In 1933 Joseph Baker Engineering of Willesden moved to be Baker Perkins in Peterborough and a significant number of Friends (Quakers) moved with them.
As the time for the move from Willesden to Peterborough approached, many weekend trips were organised to enable the Willesden employees to find accommodation. Some of these were undertaken by bicycle. Satisfactory arrangements were made for the necessary housing at no cost to the Company. Between March and September 1933, most of the Friends (Quakers) who had agreed to make the transfer were re-housed in a new development in Willesden Avenue.
On 18th June 1933 meetings for worship started in an upstairs room of a warehouse in King Street.
The remains of Torpel Manor sit on the Western edge of Helpston on King Street. It is thought the first building was a wooden ring-work castle or fortified manor house, built by Roger Infans. He owned huge areas of the local countryside, but liked his house by the hamlet of Torpel the most, so he became Roger de Torpel.
The early wooden building was surrounded by ditches, which still remain. There is some suggestion that it was once a motte and bailey construction, but this has been debated. The wooden building would have had a commanding position on King Street, with views over the Welland valley. It was later replaced by an impressive stone building made using local stone and slate.

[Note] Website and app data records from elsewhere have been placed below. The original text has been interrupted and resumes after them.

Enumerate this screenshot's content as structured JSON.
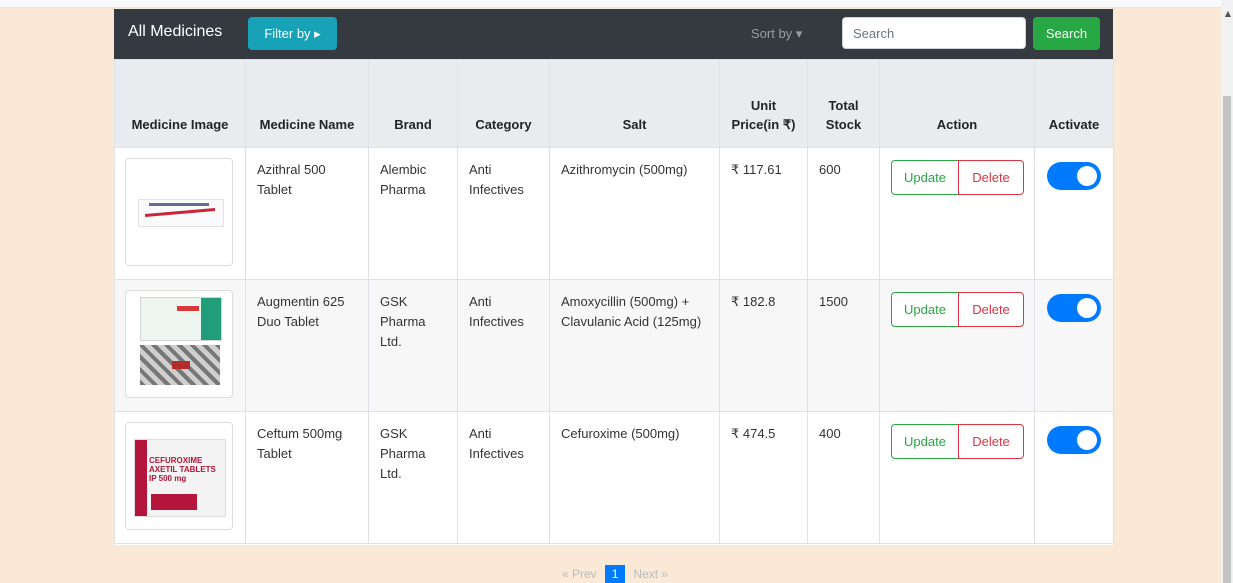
{
  "navbar": {
    "title": "All Medicines",
    "filter_label": "Filter by ▸",
    "sort_label": "Sort by ▾",
    "search_placeholder": "Search",
    "search_button": "Search"
  },
  "table": {
    "headers": [
      "Medicine Image",
      "Medicine Name",
      "Brand",
      "Category",
      "Salt",
      "Unit Price(in ₹)",
      "Total Stock",
      "Action",
      "Activate"
    ],
    "rows": [
      {
        "name": "Azithral 500 Tablet",
        "brand": "Alembic Pharma",
        "category": "Anti Infectives",
        "salt": "Azithromycin (500mg)",
        "price": "₹ 117.61",
        "stock": "600",
        "active": true
      },
      {
        "name": "Augmentin 625 Duo Tablet",
        "brand": "GSK Pharma Ltd.",
        "category": "Anti Infectives",
        "salt": "Amoxycillin (500mg) + Clavulanic Acid (125mg)",
        "price": "₹ 182.8",
        "stock": "1500",
        "active": true
      },
      {
        "name": "Ceftum 500mg Tablet",
        "brand": "GSK Pharma Ltd.",
        "category": "Anti Infectives",
        "salt": "Cefuroxime (500mg)",
        "price": "₹ 474.5",
        "stock": "400",
        "active": true
      }
    ],
    "update_label": "Update",
    "delete_label": "Delete"
  },
  "package_texts": {
    "ceftum_box": "CEFUROXIME AXETIL TABLETS IP 500 mg"
  },
  "pagination": {
    "prev": "« Prev",
    "current": "1",
    "next": "Next »"
  },
  "colors": {
    "page_bg": "#fbe9d7",
    "navbar_bg": "#343a40",
    "filter_button": "#17a2b8",
    "search_button": "#28a745",
    "toggle_on": "#007bff",
    "update": "#28a745",
    "delete": "#dc3545"
  }
}
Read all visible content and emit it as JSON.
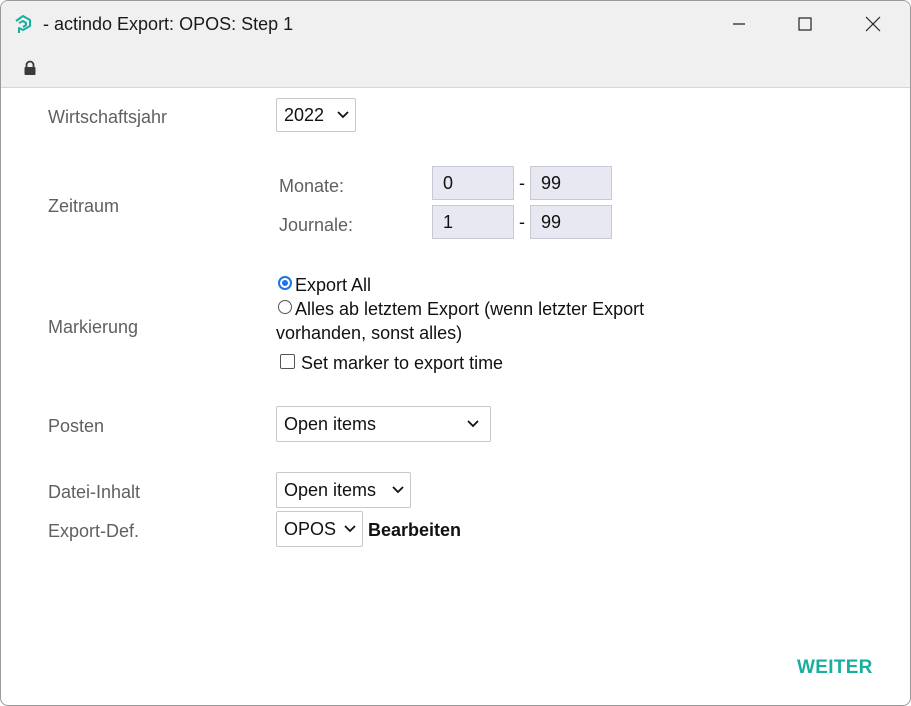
{
  "window": {
    "title": "- actindo Export: OPOS: Step 1",
    "accent_color": "#1aae9f"
  },
  "titlebar": {
    "controls": [
      "minimize-icon",
      "maximize-icon",
      "close-icon"
    ]
  },
  "addressbar": {
    "icon": "lock-icon"
  },
  "form": {
    "fiscal_year": {
      "label": "Wirtschaftsjahr",
      "value": "2022"
    },
    "period": {
      "label": "Zeitraum",
      "months": {
        "label": "Monate:",
        "from": "0",
        "to": "99",
        "separator": "-"
      },
      "journals": {
        "label": "Journale:",
        "from": "1",
        "to": "99",
        "separator": "-"
      }
    },
    "marking": {
      "label": "Markierung",
      "options": [
        {
          "text": "Export All",
          "checked": true
        },
        {
          "text_line1": "Alles ab letztem Export (wenn letzter Export",
          "text_line2": "vorhanden, sonst alles)",
          "checked": false
        }
      ],
      "checkbox": {
        "text": "Set marker to export time",
        "checked": false
      }
    },
    "items": {
      "label": "Posten",
      "value": "Open items"
    },
    "file_content": {
      "label": "Datei-Inhalt",
      "value": "Open items"
    },
    "export_def": {
      "label": "Export-Def.",
      "value": "OPOS",
      "edit_label": "Bearbeiten"
    }
  },
  "footer": {
    "next_label": "WEITER"
  }
}
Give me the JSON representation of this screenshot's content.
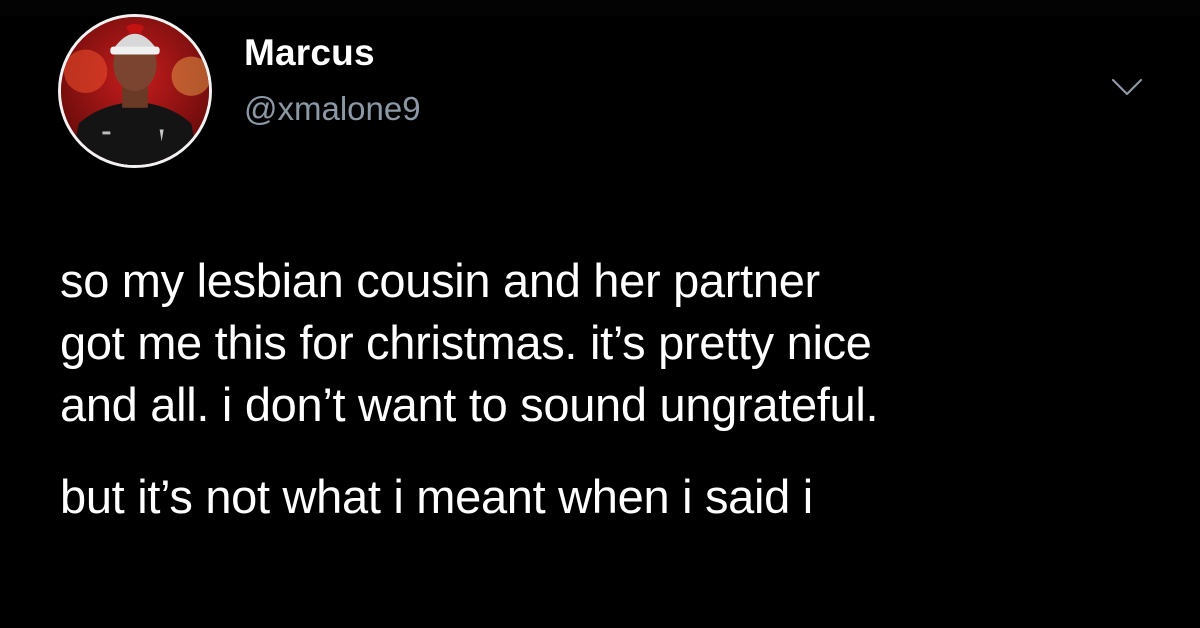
{
  "author": {
    "display_name": "Marcus",
    "handle": "@xmalone9",
    "avatar_icon": "profile-photo"
  },
  "menu": {
    "icon": "chevron-down-icon"
  },
  "tweet": {
    "lines": [
      "so my lesbian cousin and her partner",
      "got me this for christmas. it’s pretty nice",
      "and all. i don’t want to sound ungrateful.",
      "but it’s not what i meant when i said i"
    ]
  },
  "colors": {
    "background": "#000000",
    "text_primary": "#ffffff",
    "text_secondary": "#8b98a5"
  }
}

There was also a large deer park too, which was an important sign of wealth. The deer park was created in 1198; we know this because Roger de Torpel had to ask permission to create the park and pay a lot of money. Only the wealthy were allowed to create or own deer parks. They were built to provide a source of food and entertainment for the owners. The ability to hunt on your own land was a status symbol and a way for the rich to show off to their friends.
Little remains of the buildings that were once on the grassy mounds, but there have been a number of recent projects to discover more about Torpel. This included a project with the department of archaeology and York University. The site is scheduled, but is accessible to visitors from either Helpston or Ashton along the Torpel Way route.
This site should not be confused with the building remains SW of Torpel Manor, which have been referred to as Torpel Manor, Castle and hunting lodge.
Timeline for Torpel Manor Field and The Story of Torpel PDF both accessed from http://langdyke.org.uk/torpel-manor-field/
Photo credit cc-by-sa/2.0 - © Michael Trolove - geograph.org.uk/p/3252955
In 1933 Joseph Baker Engineering of Willesden moved to be Baker Perkins in…
The remains of Torpel Manor sit on the Western edge of Helpston on King Str…